He became known as 'The Devil's Disciple' and 'The Psychopath', as he later claimed to have murdered 11 people across London and Kent. Abused by an alcoholic father, who died when he was 10, diagnosed as psychopathic aged 15, and cruel enough to have ignited a pet tortoise, Mackay also grew up fascinated with Nazism.
One of Mackay's victims was Father Anthony Crean (1911-75), who was resident at Grade II Listed St Katherine's House, Shorne, when he was attacked with an axe on 21 March 1975, by the 22-year-old.
The two men knew one another, as Crean had befriended Mackay, then had his trust betrayed when the younger man burgled his house. When Crean was murdered, Mackay was quickly brought in for questioning, both for this killing, and others involving either stabbing or strangling. Mackay was sentenced to life imprisonment in November 1975.
- Tunbridge Wells (1987)
Two young women, Wendy Knell and Caroline Pierce, were murdered, five months apart, in Tunbridge Wells in 1987, in a case that became known as 'The Tunbridge Wells Bedsit Murders'.
It is believed a serial killer was responsible, as the two murders bore similarities, however, no-one was ever brought to justice. Wendy was murdered in her bedsit in Guildford Road, on 22 June, detectives concluding that the assailant had most likely let himself in through a rear window and lain in wait.
Caroline was attacked outside her bedsit, about a mile away, in Grosvenor Park Road, on 24 November, although her body was actually found 40 miles away on Romney Marsh three weeks later. Again, it appears the killer had been waiting for his victim.
Curiously, both women worked in shops in Camden Road and may have used the same café for lunch. Although this is now a 'cold case, the investigation remains open. If anyone has information, they can call Kent Police (01634 884043) or the confidential 'Crimestoppers' line (0800 555 111).

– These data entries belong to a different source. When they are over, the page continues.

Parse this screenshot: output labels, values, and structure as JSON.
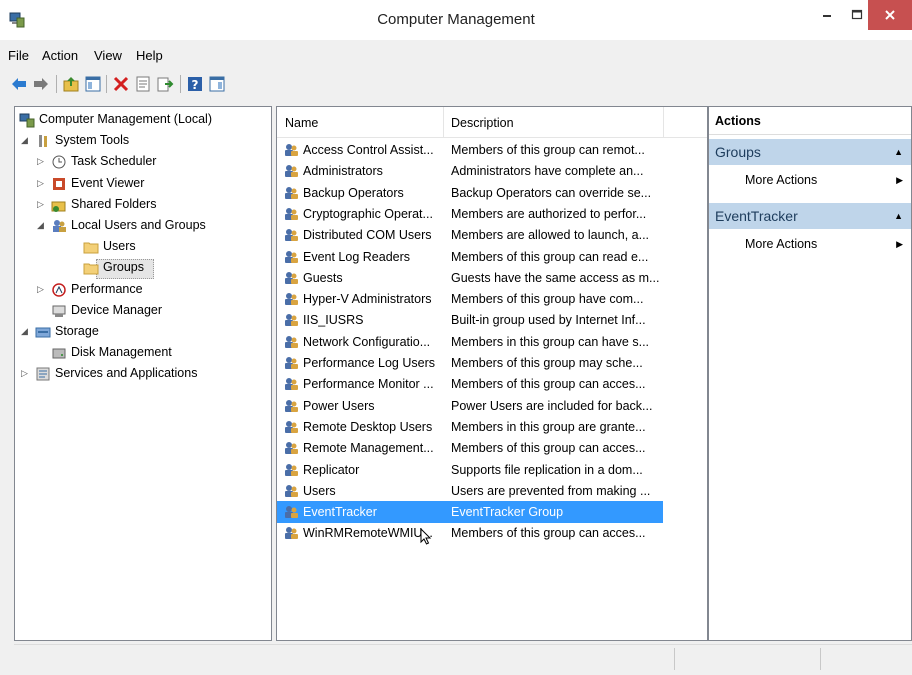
{
  "window": {
    "title": "Computer Management"
  },
  "menu": [
    "File",
    "Action",
    "View",
    "Help"
  ],
  "tree": {
    "items": [
      {
        "label": "Computer Management (Local)",
        "icon": "computer-management-icon",
        "level": 0,
        "expander": ""
      },
      {
        "label": "System Tools",
        "icon": "tools-icon",
        "level": 1,
        "expander": "expanded"
      },
      {
        "label": "Task Scheduler",
        "icon": "clock-icon",
        "level": 2,
        "expander": "collapsed"
      },
      {
        "label": "Event Viewer",
        "icon": "event-viewer-icon",
        "level": 2,
        "expander": "collapsed"
      },
      {
        "label": "Shared Folders",
        "icon": "shared-folder-icon",
        "level": 2,
        "expander": "collapsed"
      },
      {
        "label": "Local Users and Groups",
        "icon": "users-icon",
        "level": 2,
        "expander": "expanded"
      },
      {
        "label": "Users",
        "icon": "folder-icon",
        "level": 3,
        "expander": ""
      },
      {
        "label": "Groups",
        "icon": "folder-icon",
        "level": 3,
        "expander": "",
        "selected": true
      },
      {
        "label": "Performance",
        "icon": "performance-icon",
        "level": 2,
        "expander": "collapsed"
      },
      {
        "label": "Device Manager",
        "icon": "device-manager-icon",
        "level": 2,
        "expander": ""
      },
      {
        "label": "Storage",
        "icon": "storage-icon",
        "level": 1,
        "expander": "expanded"
      },
      {
        "label": "Disk Management",
        "icon": "disk-icon",
        "level": 2,
        "expander": ""
      },
      {
        "label": "Services and Applications",
        "icon": "services-icon",
        "level": 1,
        "expander": "collapsed"
      }
    ]
  },
  "list": {
    "columns": [
      "Name",
      "Description"
    ],
    "rows": [
      {
        "name": "Access Control Assist...",
        "description": "Members of this group can remot..."
      },
      {
        "name": "Administrators",
        "description": "Administrators have complete an..."
      },
      {
        "name": "Backup Operators",
        "description": "Backup Operators can override se..."
      },
      {
        "name": "Cryptographic Operat...",
        "description": "Members are authorized to perfor..."
      },
      {
        "name": "Distributed COM Users",
        "description": "Members are allowed to launch, a..."
      },
      {
        "name": "Event Log Readers",
        "description": "Members of this group can read e..."
      },
      {
        "name": "Guests",
        "description": "Guests have the same access as m..."
      },
      {
        "name": "Hyper-V Administrators",
        "description": "Members of this group have com..."
      },
      {
        "name": "IIS_IUSRS",
        "description": "Built-in group used by Internet Inf..."
      },
      {
        "name": "Network Configuratio...",
        "description": "Members in this group can have s..."
      },
      {
        "name": "Performance Log Users",
        "description": "Members of this group may sche..."
      },
      {
        "name": "Performance Monitor ...",
        "description": "Members of this group can acces..."
      },
      {
        "name": "Power Users",
        "description": "Power Users are included for back..."
      },
      {
        "name": "Remote Desktop Users",
        "description": "Members in this group are grante..."
      },
      {
        "name": "Remote Management...",
        "description": "Members of this group can acces..."
      },
      {
        "name": "Replicator",
        "description": "Supports file replication in a dom..."
      },
      {
        "name": "Users",
        "description": "Users are prevented from making ..."
      },
      {
        "name": "EventTracker",
        "description": "EventTracker Group",
        "selected": true
      },
      {
        "name": "WinRMRemoteWMIU...",
        "description": "Members of this group can acces..."
      }
    ]
  },
  "actions": {
    "header": "Actions",
    "sections": [
      {
        "title": "Groups",
        "item": "More Actions"
      },
      {
        "title": "EventTracker",
        "item": "More Actions"
      }
    ]
  },
  "colors": {
    "selection": "#3399ff",
    "action_section": "#bfd5ea",
    "close_button": "#c75050"
  }
}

- Deal (1989)
An act of terror hit Kent on the morning of 22 September 1989, when the Provisional IRA targeted the Royal Marine Depot at Deal, setting off a timed explosion that ripped apart the RM School of Music building, killing 11 marines and wounding 21 others.

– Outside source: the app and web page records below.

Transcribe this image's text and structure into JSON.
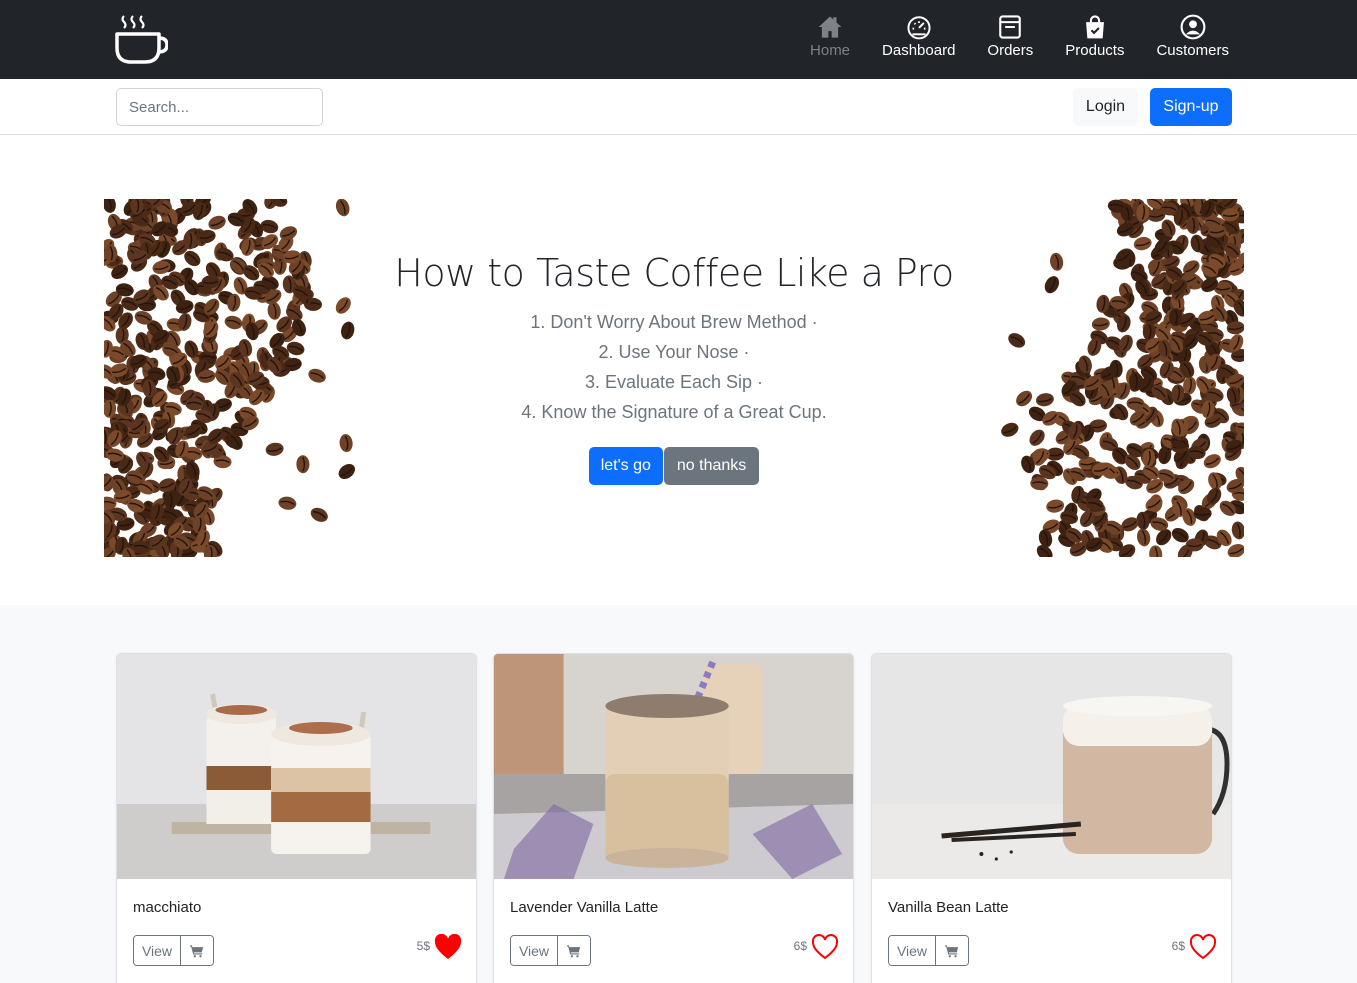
{
  "nav": {
    "logo_icon": "coffee-cup-icon",
    "items": [
      {
        "label": "Home",
        "icon": "house-icon",
        "active": false
      },
      {
        "label": "Dashboard",
        "icon": "speedometer-icon"
      },
      {
        "label": "Orders",
        "icon": "table-icon"
      },
      {
        "label": "Products",
        "icon": "bag-check-icon"
      },
      {
        "label": "Customers",
        "icon": "person-circle-icon"
      }
    ]
  },
  "search": {
    "placeholder": "Search..."
  },
  "auth": {
    "login": "Login",
    "signup": "Sign-up"
  },
  "hero": {
    "title": "How to Taste Coffee Like a Pro",
    "steps": [
      "1. Don't Worry About Brew Method ·",
      "2. Use Your Nose ·",
      "3. Evaluate Each Sip ·",
      "4. Know the Signature of a Great Cup."
    ],
    "primary_button": "let's go",
    "secondary_button": "no thanks"
  },
  "products": [
    {
      "name": "macchiato",
      "price": "5$",
      "favorited": true,
      "view_label": "View"
    },
    {
      "name": "Lavender Vanilla Latte",
      "price": "6$",
      "favorited": false,
      "view_label": "View"
    },
    {
      "name": "Vanilla Bean Latte",
      "price": "6$",
      "favorited": false,
      "view_label": "View"
    }
  ],
  "colors": {
    "primary": "#0d6efd",
    "dark": "#212529",
    "secondary": "#6c757d",
    "heart": "#ff0000"
  }
}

The Marines' School of Music had been established at Portsmouth in 1930 but had moved to Deal in 1950. The 15lb bomb caused a blast heard several kilometres distant.

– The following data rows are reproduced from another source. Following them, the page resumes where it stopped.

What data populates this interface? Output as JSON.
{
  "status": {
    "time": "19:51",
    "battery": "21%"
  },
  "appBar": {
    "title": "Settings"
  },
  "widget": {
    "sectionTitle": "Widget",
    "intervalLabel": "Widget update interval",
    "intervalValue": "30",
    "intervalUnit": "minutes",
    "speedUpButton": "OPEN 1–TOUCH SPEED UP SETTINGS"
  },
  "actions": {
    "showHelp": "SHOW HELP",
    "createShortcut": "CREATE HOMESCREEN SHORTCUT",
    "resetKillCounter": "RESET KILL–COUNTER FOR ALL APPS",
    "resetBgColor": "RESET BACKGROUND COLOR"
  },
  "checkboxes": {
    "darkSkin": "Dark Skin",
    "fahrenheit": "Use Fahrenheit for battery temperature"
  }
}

Ten of the marines died at the scene, with one other, 21-year-old Christopher Nolan, losing his gallant fight for life on 18 October.
Three of the victims were buried in Deal's Hamilton Road Cemetery, the first military burials here in some 42 years, namely young Chris Nolan, Dean Pavey, aged 31, and Mark Petch, who'd been born in Thanet District, and died aged 26.
The bandstand at Walmer is dedicated to the 11 marines who died, with a plaque for each of the men.
The extreme anger at the callous nature of the attack, which singled out musicians, has not diminished 30 years on.
- Margate (1991)
Scottish-born handyman Peter Tobin (1946-) is another notorious serial killer, with up to 40 aliases, who is serving three life sentences in HMP Edinburgh for murders committed between 1991 and 2006.
Tobin was already serving life for a murder in Glasgow (2006), when police confirmed that remains found in the rear garden of a house in Irvine Drive, Margate (14 November 2007) were those of 15-year-old Vicky Hamilton, who'd disappeared, in Scotland, in February 1991.
Tobin is believed to have left Scotland a few weeks after Vicky's disappearance and headed for Margate and Irvine Drive. He was convicted of this murder in December 2008.
Two days after the discovery of Vicky Hamilton's remains, a second body was found at Irvine Drive, which turned out to be that of Dinah McNicol, an 18-year-old girl from Essex, who'd also disappeared in 1991 (August), while hitchhiking home from a music festival in Hampshire.
Tobin was also found guilty of this, third murder, in December 2009.